Young Marrieds

Young married couples, or “young marrieds” as I like to refer to them, are no longer individuals living the “single life.” “Husband” and “wife” imply new roles. Each defines himself or herself as having a new role of being married. Consideration and care for another person must be taken into account.

Does one partner have the same style or preference in everything he/she does? Do they become a “we” to the world? When one is invited out by a friend, are both invited to go out? Is the old chauvinistic joke present that “his wife is married,” but he can do what he wants? A new orientation to the spouse must come about and be negotiated with the other.

Do they eat together, go to church together, visit respective families together, go out separately with friend, etc.? Attitudes about respective families of origin go through some transformation. They don’t belong to either family exclusively anymore after marriage. An adult relationship with family of origin is to be worked out so that both can have a couple status while maintaining a personal relationship with each family. Does the couple only visit with one family on holidays? Are accommodations made for both families? Change and adjustment is the name of the game.

There are ordinary and expected differences that arise when each partner has his own opinion or preference for something. Do these differences become conflicts or power struggles? A high level of cooperation, openness, willingness to discuss, and negotiate is the process that will succeed. What is each willing to do to make the relationship, and the demands placed on it, work?

Mel Kranzler, who has written extensively on marriages, suggests a solution that a young couple needs to become a “friendly teacher and receptive student to each other.” The couple goes through a learning process together, both learning to be a spouse, companion, cook, sexual partner, moviegoer, student, co-worker, etc. with each other. The success of a marriage depends upon two people knowing themselves first. Only then are they able to give cooperatively and with a willing spirit to focus on problems and solutions.
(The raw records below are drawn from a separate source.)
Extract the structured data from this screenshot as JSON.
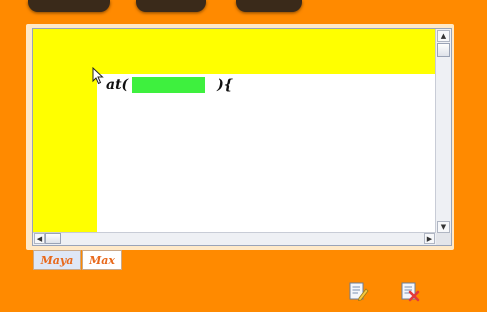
{
  "editor": {
    "code_prefix": "at(",
    "code_suffix": "){"
  },
  "tabs": [
    {
      "label": "Maya",
      "selected": true
    },
    {
      "label": "Max",
      "selected": false
    }
  ],
  "icons": {
    "edit": "edit-document-icon",
    "delete": "delete-document-icon"
  },
  "colors": {
    "background": "#ff8a00",
    "highlight": "#ffff00",
    "blank": "#3ef03e"
  }
}
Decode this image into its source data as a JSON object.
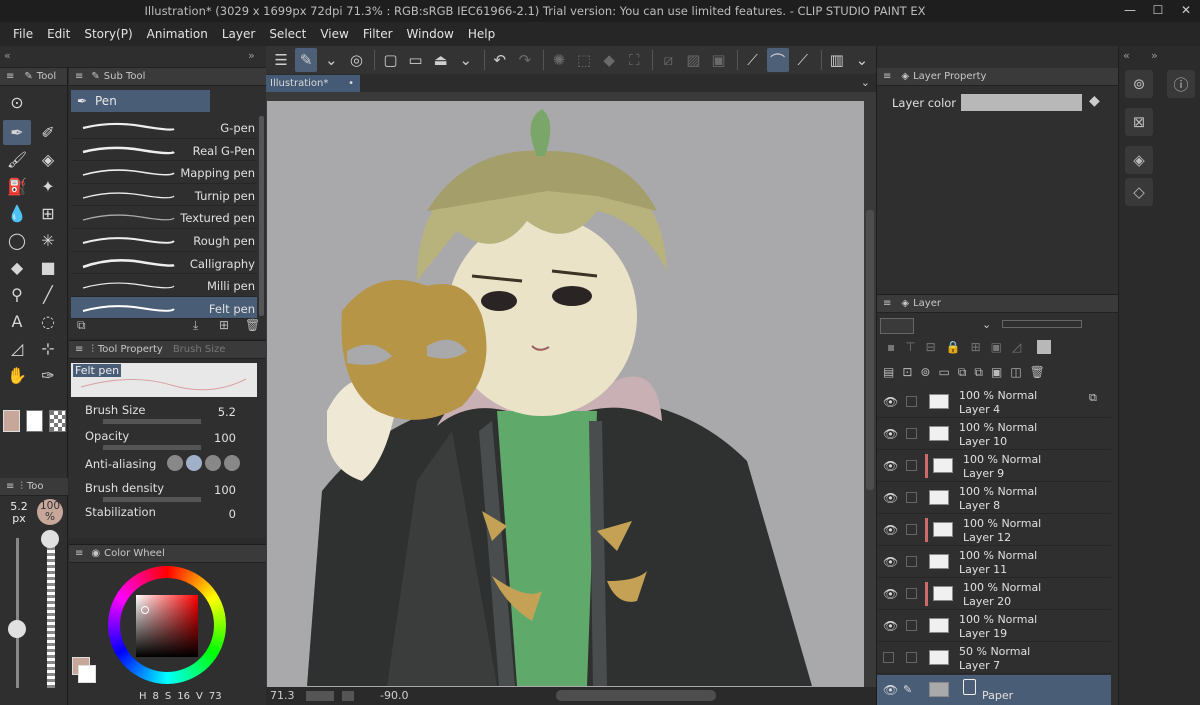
{
  "window": {
    "title": "Illustration* (3029 x 1699px 72dpi 71.3% : RGB:sRGB IEC61966-2.1)  Trial version: You can use limited features. - CLIP STUDIO PAINT EX",
    "minimize": "—",
    "maximize": "☐",
    "close": "✕"
  },
  "menu": [
    "File",
    "Edit",
    "Story(P)",
    "Animation",
    "Layer",
    "Select",
    "View",
    "Filter",
    "Window",
    "Help"
  ],
  "tool_panel": {
    "tab": "Tool",
    "sub_tab": "Too"
  },
  "sub_tool_panel": {
    "tab": "Sub Tool",
    "group": "Pen",
    "brushes": [
      "G-pen",
      "Real G-Pen",
      "Mapping pen",
      "Turnip pen",
      "Textured pen",
      "Rough pen",
      "Calligraphy",
      "Milli pen",
      "Felt pen"
    ],
    "selected": "Felt pen"
  },
  "tool_property": {
    "tab": "Tool Property",
    "tab2": "Brush Size",
    "preview_label": "Felt pen",
    "brush_size_label": "Brush Size",
    "brush_size_value": "5.2",
    "opacity_label": "Opacity",
    "opacity_value": "100",
    "antialiasing_label": "Anti-aliasing",
    "brush_density_label": "Brush density",
    "brush_density_value": "100",
    "stabilization_label": "Stabilization",
    "stabilization_value": "0"
  },
  "brush_size_strip": {
    "size": "5.2",
    "unit": "px",
    "opacity": "100",
    "opacity_unit": "%"
  },
  "color_wheel": {
    "tab": "Color Wheel",
    "readout": [
      "H",
      "8",
      "S",
      "16",
      "V",
      "73"
    ],
    "main_color": "#c7a79a",
    "sub_color": "#ffffff"
  },
  "document": {
    "tab": "Illustration*"
  },
  "status": {
    "zoom": "71.3",
    "angle": "-90.0"
  },
  "layer_property": {
    "tab": "Layer Property",
    "layer_color_label": "Layer color"
  },
  "layer_panel": {
    "tab": "Layer",
    "layers": [
      {
        "blend": "100 % Normal",
        "name": "Layer 4",
        "visible": true,
        "marked": false
      },
      {
        "blend": "100 % Normal",
        "name": "Layer 10",
        "visible": true,
        "marked": false
      },
      {
        "blend": "100 % Normal",
        "name": "Layer 9",
        "visible": true,
        "marked": true
      },
      {
        "blend": "100 % Normal",
        "name": "Layer 8",
        "visible": true,
        "marked": false
      },
      {
        "blend": "100 % Normal",
        "name": "Layer 12",
        "visible": true,
        "marked": true
      },
      {
        "blend": "100 % Normal",
        "name": "Layer 11",
        "visible": true,
        "marked": false
      },
      {
        "blend": "100 % Normal",
        "name": "Layer 20",
        "visible": true,
        "marked": true
      },
      {
        "blend": "100 % Normal",
        "name": "Layer 19",
        "visible": true,
        "marked": false
      },
      {
        "blend": "50 % Normal",
        "name": "Layer 7",
        "visible": false,
        "marked": false
      },
      {
        "blend": "",
        "name": "Paper",
        "visible": true,
        "marked": false
      }
    ]
  },
  "colors": {
    "accent": "#4a5d77",
    "panel": "#2f2f2f",
    "canvas_bg": "#a9a9ab",
    "layer_mark": "#d06a6a"
  }
}
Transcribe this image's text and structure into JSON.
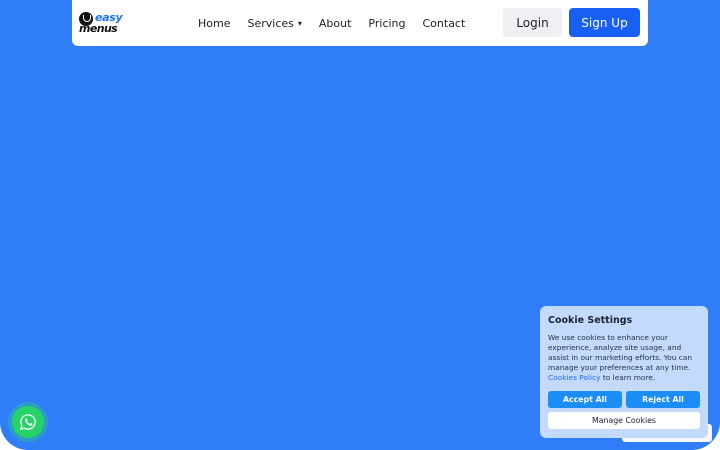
{
  "header": {
    "logo": {
      "line1": "easy",
      "line2": "menus"
    },
    "nav": [
      {
        "label": "Home"
      },
      {
        "label": "Services",
        "caret": "▾"
      },
      {
        "label": "About"
      },
      {
        "label": "Pricing"
      },
      {
        "label": "Contact"
      }
    ],
    "login_label": "Login",
    "signup_label": "Sign Up"
  },
  "cookie_banner": {
    "title": "Cookie Settings",
    "body": "We use cookies to enhance your experience, analyze site usage, and assist in our marketing efforts. You can manage your preferences at any time.",
    "policy_link": "Cookies Policy",
    "policy_suffix": " to learn more.",
    "accept_label": "Accept All",
    "reject_label": "Reject All",
    "manage_label": "Manage Cookies"
  },
  "floating": {
    "whatsapp_icon": "whatsapp-icon"
  },
  "colors": {
    "background": "#2f7ef8",
    "primary_button": "#1860f3",
    "cookie_panel": "#c4dafd",
    "cookie_button": "#1a8ef5",
    "whatsapp": "#25d366"
  }
}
Another challenge to work on for young marrieds is learning how men and women are different. Each has different expectations of the marriage and view events from singular perspectives. Men usually want to think something through, and then talk about it. Often women do this in a continuous process of verbalizing and weighing issues. Men get frustrated with all the talk, but it is important for women to understand and experience the relationship their way. Viva La Difference! It takes work and a conscious effort on the part of men to appreciate this process.

Are differences in viewpoints perceived as signs of rejection or loss of love, or are they merely personal attitudes? Should a couple have identical outlooks in order to be close to each other? No, of course not! Similarities draw them together; differences help them to grow! My spouse is not an extension of myself in the world. “Xerox copies” we are not. To allow for and tolerate differences means having respect for the separateness of my spouse.

Within the first three to five years of marriage, a set of rules are agreed upon, not by conscious discussion, but by a kind of consensus in behavior during this time. They don’t quite sit down and put it in writing, although that may not be a bad idea. Their ongoing daily interactions result in working out a style of relating.

If these “agreements” are comfortable and work for the couple - great! If they don’t, then renegotiation needs to take place. And that will only happen if they communicate about what each needs and desires. Marriages go through a number of stages, just as individuals do.